- reduction in ambient temperature (assuming some part is exposed).
- reduction in pressure.
With decreased temperature comes increase magnetic strength. Take Samarium-cobalt, there is usually a +-5% change centred around 25C (-55 -> 105), however there is usually a +-5% manufacturing tolerance on the magnet strength. At first glance this increase in magnet strength (increase in Kt) is beneficial? However, is it of practical use? Just because the ambient is at -55C or -30C does not mean the rotor is going to be at that temperature.
Case 1. unit is continually operated from takeoff until altitude. The decrease in ambient will help with the cooling of the stator (copper and iron losses) and in turn keep the rotor cooler, but it had already been operating for an extended period of time and depending on your operating duty and loading, might not be significantly cooler.
Case 2. unit was un-powered during accent and then was power at altitude, with suitable soaking time. Yes the magents would be at their coldest and your system would benefit from the higher torque per current. However... usage will still still warm the stator and rotor up until it again stabilises like Case 1. It will take some time, a time associated with the thermal mass and thermal resistance.
A product I have worked on was driving against a mechanical drive chain. This presented a higher drag at cold temperature. At -55C Qualification testing the overall performance was lower than nominal - motor-drive was performing better but the mechanics were not. At +90C ambient the overall performance was lower than nominal - motor-drive was performing worse than nominal while the mechanics were slightly better. All within spec but a noted overall characteristic.
Pressure brings with it two characteristics.
A reduction in pressure means a reduction in air density and thus less air to push against to maintain lift.
A turboprop has operated upto 20km ( https://en.wikipedia.org/wiki/Grob_Strato_2C ) and when you consider you are looking into characteristics up to 50,000ft (15km) and a "propeller load", this is something to consider.

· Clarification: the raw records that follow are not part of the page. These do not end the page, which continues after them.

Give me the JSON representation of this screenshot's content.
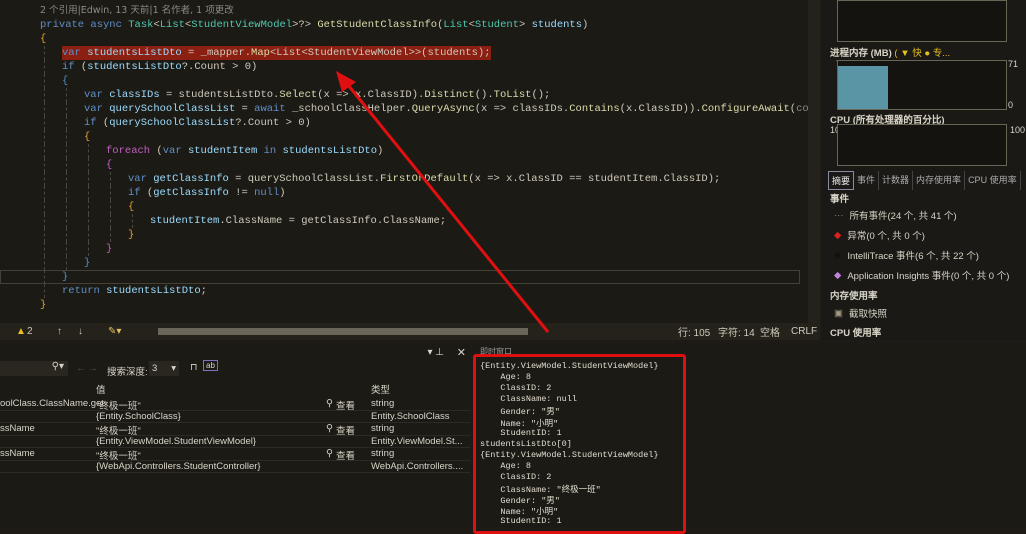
{
  "editor": {
    "codelens": "2 个引用|Edwin, 13 天前|1 名作者, 1 项更改",
    "lines": [
      [
        [
          "kw",
          "private async "
        ],
        [
          "ty",
          "Task"
        ],
        [
          "pl",
          "<"
        ],
        [
          "ty",
          "List"
        ],
        [
          "pl",
          "<"
        ],
        [
          "ty",
          "StudentViewModel"
        ],
        [
          "pl",
          ">?> "
        ],
        [
          "fn",
          "GetStudentClassInfo"
        ],
        [
          "pl",
          "("
        ],
        [
          "ty",
          "List"
        ],
        [
          "pl",
          "<"
        ],
        [
          "ty",
          "Student"
        ],
        [
          "pl",
          "> "
        ],
        [
          "id",
          "students"
        ],
        [
          "pl",
          ")"
        ]
      ],
      [
        [
          "br",
          "{"
        ]
      ],
      [
        [
          "kw",
          "var "
        ],
        [
          "id",
          "studentsListDto"
        ],
        [
          "pl",
          " = _mapper."
        ],
        [
          "fn",
          "Map"
        ],
        [
          "pl",
          "<List<StudentViewModel>>(students);"
        ]
      ],
      [
        [
          "kw",
          "if "
        ],
        [
          "pl",
          "("
        ],
        [
          "id",
          "studentsListDto"
        ],
        [
          "pl",
          "?.Count > 0)"
        ]
      ],
      [
        [
          "br3",
          "{"
        ]
      ],
      [
        [
          "kw",
          "var "
        ],
        [
          "id",
          "classIDs"
        ],
        [
          "pl",
          " = studentsListDto."
        ],
        [
          "fn",
          "Select"
        ],
        [
          "pl",
          "(x => x.ClassID)."
        ],
        [
          "fn",
          "Distinct"
        ],
        [
          "pl",
          "()."
        ],
        [
          "fn",
          "ToList"
        ],
        [
          "pl",
          "();"
        ]
      ],
      [
        [
          "kw",
          "var "
        ],
        [
          "id",
          "querySchoolClassList"
        ],
        [
          "pl",
          " = "
        ],
        [
          "kw",
          "await "
        ],
        [
          "pl",
          "_schoolClassHelper."
        ],
        [
          "fn",
          "QueryAsync"
        ],
        [
          "pl",
          "(x => classIDs."
        ],
        [
          "fn",
          "Contains"
        ],
        [
          "pl",
          "(x.ClassID))."
        ],
        [
          "fn",
          "ConfigureAwait"
        ],
        [
          "pl",
          "("
        ],
        [
          "cm",
          "continueOnCapture"
        ]
      ],
      [
        [
          "kw",
          "if "
        ],
        [
          "pl",
          "("
        ],
        [
          "id",
          "querySchoolClassList"
        ],
        [
          "pl",
          "?.Count > 0)"
        ]
      ],
      [
        [
          "br",
          "{"
        ]
      ],
      [
        [
          "br2",
          "foreach "
        ],
        [
          "pl",
          "("
        ],
        [
          "kw",
          "var "
        ],
        [
          "id",
          "studentItem"
        ],
        [
          "kw",
          " in "
        ],
        [
          "id",
          "studentsListDto"
        ],
        [
          "pl",
          ")"
        ]
      ],
      [
        [
          "br2",
          "{"
        ]
      ],
      [
        [
          "kw",
          "var "
        ],
        [
          "id",
          "getClassInfo"
        ],
        [
          "pl",
          " = querySchoolClassList."
        ],
        [
          "fn",
          "FirstOrDefault"
        ],
        [
          "pl",
          "(x => x.ClassID == studentItem.ClassID);"
        ]
      ],
      [
        [
          "kw",
          "if "
        ],
        [
          "pl",
          "("
        ],
        [
          "id",
          "getClassInfo"
        ],
        [
          "pl",
          " != "
        ],
        [
          "kw",
          "null"
        ],
        [
          "pl",
          ")"
        ]
      ],
      [
        [
          "br",
          "{"
        ]
      ],
      [
        [
          "id",
          "studentItem"
        ],
        [
          "pl",
          ".ClassName = getClassInfo.ClassName;"
        ]
      ],
      [
        [
          "br",
          "}"
        ]
      ],
      [
        [
          "br2",
          "}"
        ]
      ],
      [
        [
          "br3",
          "}"
        ]
      ],
      [
        [
          "br3",
          "}"
        ]
      ],
      [
        [
          "kw",
          "return "
        ],
        [
          "id",
          "studentsListDto"
        ],
        [
          "pl",
          ";"
        ]
      ],
      [
        [
          "br",
          "}"
        ]
      ]
    ],
    "indents": [
      0,
      0,
      1,
      1,
      1,
      2,
      2,
      2,
      2,
      3,
      3,
      4,
      4,
      4,
      5,
      4,
      3,
      2,
      1,
      1,
      0
    ]
  },
  "statusbar": {
    "warnings": "2",
    "line": "行: 105",
    "char": "字符: 14",
    "spaces": "空格",
    "eol": "CRLF"
  },
  "diagnostics": {
    "memory_title": "进程内存 (MB)",
    "memory_legend": "( ▼ 快 ● 专...",
    "mem_max": "71",
    "mem_min": "0",
    "mem_fill_percent": 30,
    "cpu_title": "CPU (所有处理器的百分比)",
    "cpu_max": "100",
    "tabs": [
      "摘要",
      "事件",
      "计数器",
      "内存使用率",
      "CPU 使用率"
    ],
    "events_header": "事件",
    "events": [
      {
        "icon": "all-events-icon",
        "color": "#888888",
        "label": "所有事件(24 个, 共 41 个)"
      },
      {
        "icon": "exception-icon",
        "color": "#e02020",
        "label": "异常(0 个, 共 0 个)"
      },
      {
        "icon": "intellitrace-icon",
        "color": "#000000",
        "label": "IntelliTrace 事件(6 个, 共 22 个)"
      },
      {
        "icon": "app-insights-icon",
        "color": "#c080e0",
        "label": "Application Insights 事件(0 个, 共 0 个)"
      }
    ],
    "memory_header": "内存使用率",
    "snapshot": "截取快照",
    "cpu_header": "CPU 使用率"
  },
  "locals": {
    "search_depth_label": "搜索深度:",
    "search_depth": "3",
    "col_value": "值",
    "col_type": "类型",
    "view": "查看",
    "rows": [
      {
        "name": "oolClass.ClassName.get",
        "value": "\"终极一班\"",
        "type": "string",
        "view": true
      },
      {
        "name": "",
        "value": "{Entity.SchoolClass}",
        "type": "Entity.SchoolClass",
        "view": false
      },
      {
        "name": "ssName",
        "value": "\"终极一班\"",
        "type": "string",
        "view": true
      },
      {
        "name": "",
        "value": "{Entity.ViewModel.StudentViewModel}",
        "type": "Entity.ViewModel.St...",
        "view": false
      },
      {
        "name": "ssName",
        "value": "\"终极一班\"",
        "type": "string",
        "view": true
      },
      {
        "name": "",
        "value": "{WebApi.Controllers.StudentController}",
        "type": "WebApi.Controllers....",
        "view": false
      }
    ]
  },
  "immediate": {
    "title": "即时窗口",
    "lines": [
      "{Entity.ViewModel.StudentViewModel}",
      "    Age: 8",
      "    ClassID: 2",
      "    ClassName: null",
      "    Gender: \"男\"",
      "    Name: \"小明\"",
      "    StudentID: 1",
      "studentsListDto[0]",
      "{Entity.ViewModel.StudentViewModel}",
      "    Age: 8",
      "    ClassID: 2",
      "    ClassName: \"终极一班\"",
      "    Gender: \"男\"",
      "    Name: \"小明\"",
      "    StudentID: 1"
    ]
  },
  "annotation_color": "#e01010"
}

At altitude the voltage breakdown characteristics also reduces. Pachen's curve. This means you could suffer from partial discharge or corona effects, if you operate at "high voltage" where high in this case is 1000V. This will drive improvements in winding insulation to ensure they do not break down. You have not stated the operating voltage thus this might not be a concern for you.